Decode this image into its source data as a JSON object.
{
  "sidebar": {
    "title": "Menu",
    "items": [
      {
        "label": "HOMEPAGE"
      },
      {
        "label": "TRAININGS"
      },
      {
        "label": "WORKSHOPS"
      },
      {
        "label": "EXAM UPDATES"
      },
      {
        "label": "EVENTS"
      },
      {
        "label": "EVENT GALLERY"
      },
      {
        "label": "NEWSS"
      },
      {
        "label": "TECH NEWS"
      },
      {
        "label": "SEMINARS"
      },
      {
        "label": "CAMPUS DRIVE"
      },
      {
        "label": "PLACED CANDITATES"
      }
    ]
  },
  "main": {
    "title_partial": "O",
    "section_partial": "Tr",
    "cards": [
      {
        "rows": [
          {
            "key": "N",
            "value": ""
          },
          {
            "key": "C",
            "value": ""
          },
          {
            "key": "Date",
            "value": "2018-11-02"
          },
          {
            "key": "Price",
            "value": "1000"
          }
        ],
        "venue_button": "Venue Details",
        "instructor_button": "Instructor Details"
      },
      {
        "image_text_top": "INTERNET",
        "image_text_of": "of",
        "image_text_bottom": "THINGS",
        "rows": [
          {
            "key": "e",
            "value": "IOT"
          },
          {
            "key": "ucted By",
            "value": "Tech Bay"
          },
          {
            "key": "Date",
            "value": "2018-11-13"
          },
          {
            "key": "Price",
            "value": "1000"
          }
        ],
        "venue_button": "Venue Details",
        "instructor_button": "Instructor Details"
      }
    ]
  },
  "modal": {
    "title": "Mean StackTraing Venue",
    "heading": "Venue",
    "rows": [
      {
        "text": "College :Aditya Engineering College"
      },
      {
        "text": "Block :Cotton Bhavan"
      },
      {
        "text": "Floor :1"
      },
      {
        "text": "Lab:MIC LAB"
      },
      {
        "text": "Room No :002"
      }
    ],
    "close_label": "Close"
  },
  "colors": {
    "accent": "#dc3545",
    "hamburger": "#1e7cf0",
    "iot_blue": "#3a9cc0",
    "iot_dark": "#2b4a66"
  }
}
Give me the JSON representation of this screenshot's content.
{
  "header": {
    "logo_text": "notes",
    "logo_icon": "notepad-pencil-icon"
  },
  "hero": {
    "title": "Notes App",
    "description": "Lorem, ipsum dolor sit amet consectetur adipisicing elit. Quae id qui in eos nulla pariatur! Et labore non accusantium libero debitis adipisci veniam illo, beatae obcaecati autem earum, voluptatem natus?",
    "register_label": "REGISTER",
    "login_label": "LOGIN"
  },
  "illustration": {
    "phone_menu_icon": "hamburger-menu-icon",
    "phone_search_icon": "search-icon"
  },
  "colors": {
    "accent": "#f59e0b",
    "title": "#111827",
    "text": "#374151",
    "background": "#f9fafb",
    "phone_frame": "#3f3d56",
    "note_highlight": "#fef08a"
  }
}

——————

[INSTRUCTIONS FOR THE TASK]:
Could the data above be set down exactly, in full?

[ANSWER SECTION]:
Decode this image into its source data as a JSON object.
{
  "sidebar": {
    "title": "Menu",
    "items": [
      {
        "label": "HOMEPAGE"
      },
      {
        "label": "TRAININGS"
      },
      {
        "label": "WORKSHOPS"
      },
      {
        "label": "EXAM UPDATES"
      },
      {
        "label": "EVENTS"
      },
      {
        "label": "EVENT GALLERY"
      },
      {
        "label": "NEWSS"
      },
      {
        "label": "TECH NEWS"
      },
      {
        "label": "SEMINARS"
      },
      {
        "label": "CAMPUS DRIVE"
      },
      {
        "label": "PLACED CANDITATES"
      }
    ]
  },
  "main": {
    "title_partial": "O",
    "section_partial": "Tr",
    "cards": [
      {
        "rows": [
          {
            "key": "N",
            "value": ""
          },
          {
            "key": "C",
            "value": ""
          },
          {
            "key": "Date",
            "value": "2018-11-02"
          },
          {
            "key": "Price",
            "value": "1000"
          }
        ],
        "venue_button": "Venue Details",
        "instructor_button": "Instructor Details"
      },
      {
        "image_text_top": "INTERNET",
        "image_text_of": "of",
        "image_text_bottom": "THINGS",
        "rows": [
          {
            "key": "e",
            "value": "IOT"
          },
          {
            "key": "ucted By",
            "value": "Tech Bay"
          },
          {
            "key": "Date",
            "value": "2018-11-13"
          },
          {
            "key": "Price",
            "value": "1000"
          }
        ],
        "venue_button": "Venue Details",
        "instructor_button": "Instructor Details"
      }
    ]
  },
  "modal": {
    "title": "Mean StackTraing Venue",
    "heading": "Venue",
    "rows": [
      {
        "text": "College :Aditya Engineering College"
      },
      {
        "text": "Block :Cotton Bhavan"
      },
      {
        "text": "Floor :1"
      },
      {
        "text": "Lab:MIC LAB"
      },
      {
        "text": "Room No :002"
      }
    ],
    "close_label": "Close"
  },
  "colors": {
    "accent": "#dc3545",
    "hamburger": "#1e7cf0",
    "iot_blue": "#3a9cc0",
    "iot_dark": "#2b4a66"
  }
}
Give me the JSON representation of this screenshot's content.
{
  "header": {
    "logo_text": "notes",
    "logo_icon": "notepad-pencil-icon"
  },
  "hero": {
    "title": "Notes App",
    "description": "Lorem, ipsum dolor sit amet consectetur adipisicing elit. Quae id qui in eos nulla pariatur! Et labore non accusantium libero debitis adipisci veniam illo, beatae obcaecati autem earum, voluptatem natus?",
    "register_label": "REGISTER",
    "login_label": "LOGIN"
  },
  "illustration": {
    "phone_menu_icon": "hamburger-menu-icon",
    "phone_search_icon": "search-icon"
  },
  "colors": {
    "accent": "#f59e0b",
    "title": "#111827",
    "text": "#374151",
    "background": "#f9fafb",
    "phone_frame": "#3f3d56",
    "note_highlight": "#fef08a"
  }
}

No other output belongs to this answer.